— About this task —
In the records below, find the lines that include "products" and copy each.

»»

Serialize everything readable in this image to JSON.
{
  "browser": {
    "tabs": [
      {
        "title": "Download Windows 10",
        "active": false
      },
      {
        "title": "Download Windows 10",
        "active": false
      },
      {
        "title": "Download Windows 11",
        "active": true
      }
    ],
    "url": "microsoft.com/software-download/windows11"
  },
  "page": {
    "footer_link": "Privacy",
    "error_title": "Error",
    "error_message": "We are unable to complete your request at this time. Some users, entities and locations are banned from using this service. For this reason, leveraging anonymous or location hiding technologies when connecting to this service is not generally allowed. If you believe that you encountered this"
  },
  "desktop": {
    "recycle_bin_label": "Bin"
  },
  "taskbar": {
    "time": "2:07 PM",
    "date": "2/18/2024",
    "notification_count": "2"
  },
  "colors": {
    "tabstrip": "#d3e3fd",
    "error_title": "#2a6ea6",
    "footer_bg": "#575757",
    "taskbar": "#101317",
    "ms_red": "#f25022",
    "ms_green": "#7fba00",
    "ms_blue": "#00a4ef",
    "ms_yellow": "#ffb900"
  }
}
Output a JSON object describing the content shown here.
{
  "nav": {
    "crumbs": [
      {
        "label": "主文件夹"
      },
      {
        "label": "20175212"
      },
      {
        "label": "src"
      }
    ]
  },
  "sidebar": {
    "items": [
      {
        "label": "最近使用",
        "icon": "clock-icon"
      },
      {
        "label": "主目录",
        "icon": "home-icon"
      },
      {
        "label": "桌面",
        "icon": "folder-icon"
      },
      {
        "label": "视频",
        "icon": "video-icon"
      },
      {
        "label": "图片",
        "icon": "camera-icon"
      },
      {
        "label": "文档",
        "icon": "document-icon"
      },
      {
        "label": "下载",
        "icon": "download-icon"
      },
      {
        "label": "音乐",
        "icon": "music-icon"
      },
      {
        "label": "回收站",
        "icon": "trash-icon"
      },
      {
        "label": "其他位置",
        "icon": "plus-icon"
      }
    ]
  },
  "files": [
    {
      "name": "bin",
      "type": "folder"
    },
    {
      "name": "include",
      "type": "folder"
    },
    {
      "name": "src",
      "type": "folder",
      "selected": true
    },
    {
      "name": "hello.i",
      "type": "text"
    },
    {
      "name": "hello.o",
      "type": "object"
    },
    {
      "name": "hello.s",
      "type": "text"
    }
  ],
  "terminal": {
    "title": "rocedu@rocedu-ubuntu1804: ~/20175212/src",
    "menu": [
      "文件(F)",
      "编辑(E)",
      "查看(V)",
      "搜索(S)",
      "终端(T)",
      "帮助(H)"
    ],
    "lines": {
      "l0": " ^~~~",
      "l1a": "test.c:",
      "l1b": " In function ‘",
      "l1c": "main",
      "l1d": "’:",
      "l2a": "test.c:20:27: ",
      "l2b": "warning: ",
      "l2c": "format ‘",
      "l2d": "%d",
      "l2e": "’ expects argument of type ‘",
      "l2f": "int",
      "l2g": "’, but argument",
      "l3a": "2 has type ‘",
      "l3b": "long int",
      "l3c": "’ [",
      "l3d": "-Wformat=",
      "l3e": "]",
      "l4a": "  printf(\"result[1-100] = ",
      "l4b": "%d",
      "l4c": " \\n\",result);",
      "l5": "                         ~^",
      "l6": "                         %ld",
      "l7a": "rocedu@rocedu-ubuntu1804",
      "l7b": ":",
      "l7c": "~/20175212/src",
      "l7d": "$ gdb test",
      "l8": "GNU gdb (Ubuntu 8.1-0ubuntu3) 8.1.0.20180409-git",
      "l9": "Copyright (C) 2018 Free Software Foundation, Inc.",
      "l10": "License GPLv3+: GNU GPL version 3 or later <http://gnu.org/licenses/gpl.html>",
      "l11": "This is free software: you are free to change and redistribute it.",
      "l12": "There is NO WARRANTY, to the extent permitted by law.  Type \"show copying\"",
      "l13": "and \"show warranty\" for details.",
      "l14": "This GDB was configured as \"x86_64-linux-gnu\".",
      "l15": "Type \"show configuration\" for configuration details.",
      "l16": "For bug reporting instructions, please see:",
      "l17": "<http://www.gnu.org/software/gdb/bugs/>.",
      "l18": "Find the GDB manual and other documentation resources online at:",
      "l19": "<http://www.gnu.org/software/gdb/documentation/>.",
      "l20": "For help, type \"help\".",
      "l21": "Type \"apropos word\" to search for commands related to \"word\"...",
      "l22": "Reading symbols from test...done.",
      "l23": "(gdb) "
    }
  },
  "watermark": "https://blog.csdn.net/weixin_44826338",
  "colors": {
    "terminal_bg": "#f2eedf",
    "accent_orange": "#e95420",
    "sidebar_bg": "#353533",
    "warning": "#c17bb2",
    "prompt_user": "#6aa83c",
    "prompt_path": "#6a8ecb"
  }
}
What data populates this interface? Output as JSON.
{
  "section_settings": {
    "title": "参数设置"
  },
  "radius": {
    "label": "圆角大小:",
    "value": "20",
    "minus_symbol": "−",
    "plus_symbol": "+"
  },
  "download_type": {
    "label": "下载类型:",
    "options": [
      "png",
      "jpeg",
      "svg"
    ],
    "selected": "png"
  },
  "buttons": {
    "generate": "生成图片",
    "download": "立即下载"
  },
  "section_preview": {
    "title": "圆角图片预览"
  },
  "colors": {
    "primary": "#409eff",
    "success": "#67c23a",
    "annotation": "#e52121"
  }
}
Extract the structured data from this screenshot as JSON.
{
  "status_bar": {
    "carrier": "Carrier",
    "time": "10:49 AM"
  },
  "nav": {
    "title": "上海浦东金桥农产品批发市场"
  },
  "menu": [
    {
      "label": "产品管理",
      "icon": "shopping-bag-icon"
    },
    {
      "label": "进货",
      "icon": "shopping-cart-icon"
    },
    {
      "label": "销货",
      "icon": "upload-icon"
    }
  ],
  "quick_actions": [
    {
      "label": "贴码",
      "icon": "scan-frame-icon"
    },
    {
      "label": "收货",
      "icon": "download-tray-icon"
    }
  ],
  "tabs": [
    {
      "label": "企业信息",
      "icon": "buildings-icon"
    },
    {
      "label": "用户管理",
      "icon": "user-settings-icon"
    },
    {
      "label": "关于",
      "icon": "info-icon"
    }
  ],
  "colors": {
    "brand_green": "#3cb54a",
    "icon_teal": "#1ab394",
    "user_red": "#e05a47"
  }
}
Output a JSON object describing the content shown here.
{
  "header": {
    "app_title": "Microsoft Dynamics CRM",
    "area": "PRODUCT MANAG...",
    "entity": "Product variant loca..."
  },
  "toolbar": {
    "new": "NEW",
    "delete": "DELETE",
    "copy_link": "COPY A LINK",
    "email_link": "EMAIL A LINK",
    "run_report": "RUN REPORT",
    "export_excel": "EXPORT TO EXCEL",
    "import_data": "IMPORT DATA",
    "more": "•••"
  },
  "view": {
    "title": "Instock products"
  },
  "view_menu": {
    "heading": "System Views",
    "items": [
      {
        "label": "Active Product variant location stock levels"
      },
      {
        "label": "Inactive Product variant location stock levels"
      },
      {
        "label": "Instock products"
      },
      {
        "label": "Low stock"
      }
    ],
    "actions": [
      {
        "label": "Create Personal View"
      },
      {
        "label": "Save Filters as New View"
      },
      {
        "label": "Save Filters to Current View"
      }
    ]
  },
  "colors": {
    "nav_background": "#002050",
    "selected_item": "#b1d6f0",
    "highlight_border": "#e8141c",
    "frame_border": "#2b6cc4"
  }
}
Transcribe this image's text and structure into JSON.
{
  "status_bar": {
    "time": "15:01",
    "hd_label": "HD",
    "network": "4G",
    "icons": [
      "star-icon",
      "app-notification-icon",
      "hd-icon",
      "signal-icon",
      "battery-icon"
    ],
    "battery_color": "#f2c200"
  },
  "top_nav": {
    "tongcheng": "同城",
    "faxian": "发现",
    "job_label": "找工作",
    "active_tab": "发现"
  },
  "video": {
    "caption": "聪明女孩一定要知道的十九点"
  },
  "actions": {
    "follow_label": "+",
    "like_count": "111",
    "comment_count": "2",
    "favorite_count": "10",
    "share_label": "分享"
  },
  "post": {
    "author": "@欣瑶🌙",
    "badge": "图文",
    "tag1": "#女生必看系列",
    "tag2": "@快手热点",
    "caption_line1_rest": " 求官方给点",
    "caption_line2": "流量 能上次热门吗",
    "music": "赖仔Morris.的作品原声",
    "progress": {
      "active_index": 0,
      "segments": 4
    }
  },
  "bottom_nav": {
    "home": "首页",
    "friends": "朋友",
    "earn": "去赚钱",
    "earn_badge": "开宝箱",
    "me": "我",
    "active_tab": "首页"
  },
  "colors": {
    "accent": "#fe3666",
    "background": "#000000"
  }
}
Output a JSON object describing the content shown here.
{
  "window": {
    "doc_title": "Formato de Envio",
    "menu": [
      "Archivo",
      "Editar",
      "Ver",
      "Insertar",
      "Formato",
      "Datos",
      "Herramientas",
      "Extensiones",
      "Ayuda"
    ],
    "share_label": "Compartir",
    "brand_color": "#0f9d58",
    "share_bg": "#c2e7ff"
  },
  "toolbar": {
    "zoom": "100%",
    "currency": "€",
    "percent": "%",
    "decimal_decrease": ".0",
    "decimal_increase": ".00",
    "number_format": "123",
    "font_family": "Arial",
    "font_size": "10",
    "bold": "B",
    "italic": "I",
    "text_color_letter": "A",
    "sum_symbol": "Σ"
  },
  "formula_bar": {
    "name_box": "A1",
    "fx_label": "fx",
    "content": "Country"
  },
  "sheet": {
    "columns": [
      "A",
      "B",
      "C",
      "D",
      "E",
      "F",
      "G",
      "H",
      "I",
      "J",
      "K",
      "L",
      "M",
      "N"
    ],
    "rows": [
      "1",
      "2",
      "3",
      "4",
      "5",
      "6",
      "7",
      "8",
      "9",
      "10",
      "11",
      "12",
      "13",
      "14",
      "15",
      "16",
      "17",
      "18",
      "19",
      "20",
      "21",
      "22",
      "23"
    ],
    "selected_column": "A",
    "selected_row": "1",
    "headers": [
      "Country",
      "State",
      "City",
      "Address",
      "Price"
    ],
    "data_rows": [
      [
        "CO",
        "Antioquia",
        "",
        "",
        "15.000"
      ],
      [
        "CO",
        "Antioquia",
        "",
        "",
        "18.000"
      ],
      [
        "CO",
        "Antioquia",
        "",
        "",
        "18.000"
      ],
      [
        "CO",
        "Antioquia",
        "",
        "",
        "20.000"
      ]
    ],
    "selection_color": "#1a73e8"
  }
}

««

— Answer box —
    "title": "Instock products"
        "label": "Instock products"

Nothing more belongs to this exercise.